Air-to-air heat exchangers are energy efficient because they provide heat from exhaust air by drawing the incoming and outgoing airstream across the heat exchanger using only a fan. In addition to this, technological advances mean that the efficiency of heat exchanger units is improving. This new generation of counterflow units, such as Swiss Rotors’ counterflow heat exchangers, have the potential to reach up to 90% efficiency in recovering sensible energy.

Do air-to-air exchangers remove humidity?

Of the two types of air-to-air exchangers – heat recovery ventilation and energy recovery ventilation – only the latter, ERV is suited to transfer both heat and moisture. They remove moisture from buildings in humid climates and add moisture in dry conditions, such as harsh winter environments.

Are air-to-air heat exchangers good for the environment?

Yes, air-to-air heat exchangers can help reduce your building’s carbon footprint. They capture heat, reducing energy use and energy waste. 

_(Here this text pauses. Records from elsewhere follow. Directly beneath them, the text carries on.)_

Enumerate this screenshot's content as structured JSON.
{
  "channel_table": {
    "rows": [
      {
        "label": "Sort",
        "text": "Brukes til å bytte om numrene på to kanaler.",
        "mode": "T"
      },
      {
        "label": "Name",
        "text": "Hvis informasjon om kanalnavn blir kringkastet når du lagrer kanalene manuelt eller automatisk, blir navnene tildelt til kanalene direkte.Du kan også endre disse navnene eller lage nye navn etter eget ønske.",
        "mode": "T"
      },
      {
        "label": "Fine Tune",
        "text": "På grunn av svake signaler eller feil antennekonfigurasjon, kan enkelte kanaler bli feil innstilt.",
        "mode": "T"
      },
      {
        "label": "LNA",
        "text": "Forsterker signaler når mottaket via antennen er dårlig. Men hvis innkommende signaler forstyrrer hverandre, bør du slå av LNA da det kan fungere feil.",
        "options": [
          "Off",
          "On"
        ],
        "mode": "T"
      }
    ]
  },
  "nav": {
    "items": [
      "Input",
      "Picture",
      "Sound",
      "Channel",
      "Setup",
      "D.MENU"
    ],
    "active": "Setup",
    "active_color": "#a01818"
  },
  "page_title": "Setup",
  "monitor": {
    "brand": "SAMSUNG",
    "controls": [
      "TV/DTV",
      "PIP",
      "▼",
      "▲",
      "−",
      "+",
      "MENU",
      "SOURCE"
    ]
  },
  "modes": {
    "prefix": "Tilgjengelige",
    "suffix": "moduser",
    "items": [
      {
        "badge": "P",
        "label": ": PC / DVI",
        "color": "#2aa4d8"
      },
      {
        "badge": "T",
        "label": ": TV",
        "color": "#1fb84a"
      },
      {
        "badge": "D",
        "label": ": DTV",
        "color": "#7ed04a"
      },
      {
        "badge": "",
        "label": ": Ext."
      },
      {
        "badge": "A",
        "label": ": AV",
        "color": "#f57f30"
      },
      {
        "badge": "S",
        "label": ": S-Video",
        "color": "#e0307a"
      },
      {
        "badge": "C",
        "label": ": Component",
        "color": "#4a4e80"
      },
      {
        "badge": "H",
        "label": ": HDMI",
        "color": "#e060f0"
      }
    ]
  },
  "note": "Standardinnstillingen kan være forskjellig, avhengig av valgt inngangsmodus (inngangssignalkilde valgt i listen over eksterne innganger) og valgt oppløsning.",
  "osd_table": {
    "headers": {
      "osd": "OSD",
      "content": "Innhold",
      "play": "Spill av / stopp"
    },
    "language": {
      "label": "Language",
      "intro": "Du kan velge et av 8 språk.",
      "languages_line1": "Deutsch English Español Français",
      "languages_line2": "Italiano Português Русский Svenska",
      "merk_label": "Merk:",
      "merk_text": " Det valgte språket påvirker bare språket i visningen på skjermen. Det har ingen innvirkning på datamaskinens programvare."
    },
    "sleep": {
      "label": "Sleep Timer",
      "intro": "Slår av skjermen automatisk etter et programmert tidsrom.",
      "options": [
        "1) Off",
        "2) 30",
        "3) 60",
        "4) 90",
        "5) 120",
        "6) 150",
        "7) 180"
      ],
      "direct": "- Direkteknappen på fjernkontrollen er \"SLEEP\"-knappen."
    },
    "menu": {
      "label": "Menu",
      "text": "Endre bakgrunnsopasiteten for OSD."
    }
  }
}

Does an air-to-air heat exchanger require a sealed enclosure?

Yes. The exchanger construction is sealed to ensure separation of the two air streams. The sealed nature of their construction makes them ideal for use in harsh conditions, where dust, dirt, water and corrosive chemicals could otherwise damage components.

How does ambient air temperature impact their work?

Yes, the temperature of the outside air can affect how well air-to-air heat exchangers perform. These systems depend on a temperature difference to drive the heat exchange process. So in order for the heat exchanger to work properly, the outside air temperature must always be lower than the internal temperature.

Air-to-air heat exchangers reduce your energy bills by cutting heating and cooling costs, and lower your building’s carbon footprint. Some exchangers, such as Swiss Rotors’ counterflow heat exchanger, operate with up to 90% recovery. 

If you are looking to design an HRV or ERV system, our counterflow heat exchangers may be what you need. Get in touch to learn more.